▶ _Task objective_: Please retype the data in full, exactly as given.

Dataset rows describing interfaces:

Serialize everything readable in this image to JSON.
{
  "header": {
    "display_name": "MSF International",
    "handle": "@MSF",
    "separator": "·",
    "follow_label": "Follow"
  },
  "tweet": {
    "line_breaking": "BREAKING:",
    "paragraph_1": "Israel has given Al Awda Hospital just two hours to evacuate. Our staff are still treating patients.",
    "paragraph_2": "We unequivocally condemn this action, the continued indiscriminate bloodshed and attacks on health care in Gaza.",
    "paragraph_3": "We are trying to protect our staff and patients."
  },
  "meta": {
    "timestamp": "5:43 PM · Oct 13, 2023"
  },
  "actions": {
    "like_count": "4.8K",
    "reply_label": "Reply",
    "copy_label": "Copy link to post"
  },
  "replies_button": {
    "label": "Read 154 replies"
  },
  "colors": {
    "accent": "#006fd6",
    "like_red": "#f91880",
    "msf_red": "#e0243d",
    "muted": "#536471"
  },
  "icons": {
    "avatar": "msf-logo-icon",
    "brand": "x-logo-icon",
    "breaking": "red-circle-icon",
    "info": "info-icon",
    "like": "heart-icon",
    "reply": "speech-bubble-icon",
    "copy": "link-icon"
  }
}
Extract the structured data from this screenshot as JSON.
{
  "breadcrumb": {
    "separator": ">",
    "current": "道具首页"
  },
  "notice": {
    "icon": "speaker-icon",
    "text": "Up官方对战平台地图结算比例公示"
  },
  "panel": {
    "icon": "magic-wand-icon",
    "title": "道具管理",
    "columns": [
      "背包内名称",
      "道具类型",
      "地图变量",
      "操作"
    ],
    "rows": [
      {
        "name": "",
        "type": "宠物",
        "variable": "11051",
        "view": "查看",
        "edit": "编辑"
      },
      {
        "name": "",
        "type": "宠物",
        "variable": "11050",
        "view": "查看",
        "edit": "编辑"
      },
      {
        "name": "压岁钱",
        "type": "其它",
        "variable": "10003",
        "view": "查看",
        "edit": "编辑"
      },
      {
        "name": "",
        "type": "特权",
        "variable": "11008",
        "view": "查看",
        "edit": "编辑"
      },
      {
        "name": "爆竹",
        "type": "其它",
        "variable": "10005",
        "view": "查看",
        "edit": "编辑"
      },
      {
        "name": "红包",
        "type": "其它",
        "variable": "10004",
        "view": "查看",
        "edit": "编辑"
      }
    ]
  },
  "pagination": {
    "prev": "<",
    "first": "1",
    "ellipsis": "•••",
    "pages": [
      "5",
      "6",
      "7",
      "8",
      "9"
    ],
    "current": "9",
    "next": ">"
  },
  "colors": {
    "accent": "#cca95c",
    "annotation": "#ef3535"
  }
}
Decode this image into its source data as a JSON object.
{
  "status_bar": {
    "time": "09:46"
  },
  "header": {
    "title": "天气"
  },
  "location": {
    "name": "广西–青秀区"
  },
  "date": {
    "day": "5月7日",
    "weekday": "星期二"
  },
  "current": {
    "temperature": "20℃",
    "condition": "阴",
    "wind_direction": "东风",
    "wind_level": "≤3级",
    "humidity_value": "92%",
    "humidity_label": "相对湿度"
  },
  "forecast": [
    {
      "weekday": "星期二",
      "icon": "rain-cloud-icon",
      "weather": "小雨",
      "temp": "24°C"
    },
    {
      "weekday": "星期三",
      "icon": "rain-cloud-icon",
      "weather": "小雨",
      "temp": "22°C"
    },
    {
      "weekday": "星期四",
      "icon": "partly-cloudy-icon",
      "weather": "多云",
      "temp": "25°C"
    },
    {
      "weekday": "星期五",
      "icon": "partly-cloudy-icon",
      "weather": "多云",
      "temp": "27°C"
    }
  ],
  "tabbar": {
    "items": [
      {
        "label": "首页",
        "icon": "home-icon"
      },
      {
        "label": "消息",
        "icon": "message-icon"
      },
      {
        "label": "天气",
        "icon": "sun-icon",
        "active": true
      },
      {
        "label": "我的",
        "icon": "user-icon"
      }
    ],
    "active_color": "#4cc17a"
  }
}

▶ _Written response_:
Serialize everything readable in this image to JSON.
{
  "header": {
    "display_name": "MSF International",
    "handle": "@MSF",
    "separator": "·",
    "follow_label": "Follow"
  },
  "tweet": {
    "line_breaking": "BREAKING:",
    "paragraph_1": "Israel has given Al Awda Hospital just two hours to evacuate. Our staff are still treating patients.",
    "paragraph_2": "We unequivocally condemn this action, the continued indiscriminate bloodshed and attacks on health care in Gaza.",
    "paragraph_3": "We are trying to protect our staff and patients."
  },
  "meta": {
    "timestamp": "5:43 PM · Oct 13, 2023"
  },
  "actions": {
    "like_count": "4.8K",
    "reply_label": "Reply",
    "copy_label": "Copy link to post"
  },
  "replies_button": {
    "label": "Read 154 replies"
  },
  "colors": {
    "accent": "#006fd6",
    "like_red": "#f91880",
    "msf_red": "#e0243d",
    "muted": "#536471"
  },
  "icons": {
    "avatar": "msf-logo-icon",
    "brand": "x-logo-icon",
    "breaking": "red-circle-icon",
    "info": "info-icon",
    "like": "heart-icon",
    "reply": "speech-bubble-icon",
    "copy": "link-icon"
  }
}
Extract the structured data from this screenshot as JSON.
{
  "breadcrumb": {
    "separator": ">",
    "current": "道具首页"
  },
  "notice": {
    "icon": "speaker-icon",
    "text": "Up官方对战平台地图结算比例公示"
  },
  "panel": {
    "icon": "magic-wand-icon",
    "title": "道具管理",
    "columns": [
      "背包内名称",
      "道具类型",
      "地图变量",
      "操作"
    ],
    "rows": [
      {
        "name": "",
        "type": "宠物",
        "variable": "11051",
        "view": "查看",
        "edit": "编辑"
      },
      {
        "name": "",
        "type": "宠物",
        "variable": "11050",
        "view": "查看",
        "edit": "编辑"
      },
      {
        "name": "压岁钱",
        "type": "其它",
        "variable": "10003",
        "view": "查看",
        "edit": "编辑"
      },
      {
        "name": "",
        "type": "特权",
        "variable": "11008",
        "view": "查看",
        "edit": "编辑"
      },
      {
        "name": "爆竹",
        "type": "其它",
        "variable": "10005",
        "view": "查看",
        "edit": "编辑"
      },
      {
        "name": "红包",
        "type": "其它",
        "variable": "10004",
        "view": "查看",
        "edit": "编辑"
      }
    ]
  },
  "pagination": {
    "prev": "<",
    "first": "1",
    "ellipsis": "•••",
    "pages": [
      "5",
      "6",
      "7",
      "8",
      "9"
    ],
    "current": "9",
    "next": ">"
  },
  "colors": {
    "accent": "#cca95c",
    "annotation": "#ef3535"
  }
}
Decode this image into its source data as a JSON object.
{
  "status_bar": {
    "time": "09:46"
  },
  "header": {
    "title": "天气"
  },
  "location": {
    "name": "广西–青秀区"
  },
  "date": {
    "day": "5月7日",
    "weekday": "星期二"
  },
  "current": {
    "temperature": "20℃",
    "condition": "阴",
    "wind_direction": "东风",
    "wind_level": "≤3级",
    "humidity_value": "92%",
    "humidity_label": "相对湿度"
  },
  "forecast": [
    {
      "weekday": "星期二",
      "icon": "rain-cloud-icon",
      "weather": "小雨",
      "temp": "24°C"
    },
    {
      "weekday": "星期三",
      "icon": "rain-cloud-icon",
      "weather": "小雨",
      "temp": "22°C"
    },
    {
      "weekday": "星期四",
      "icon": "partly-cloudy-icon",
      "weather": "多云",
      "temp": "25°C"
    },
    {
      "weekday": "星期五",
      "icon": "partly-cloudy-icon",
      "weather": "多云",
      "temp": "27°C"
    }
  ],
  "tabbar": {
    "items": [
      {
        "label": "首页",
        "icon": "home-icon"
      },
      {
        "label": "消息",
        "icon": "message-icon"
      },
      {
        "label": "天气",
        "icon": "sun-icon",
        "active": true
      },
      {
        "label": "我的",
        "icon": "user-icon"
      }
    ],
    "active_color": "#4cc17a"
  }
}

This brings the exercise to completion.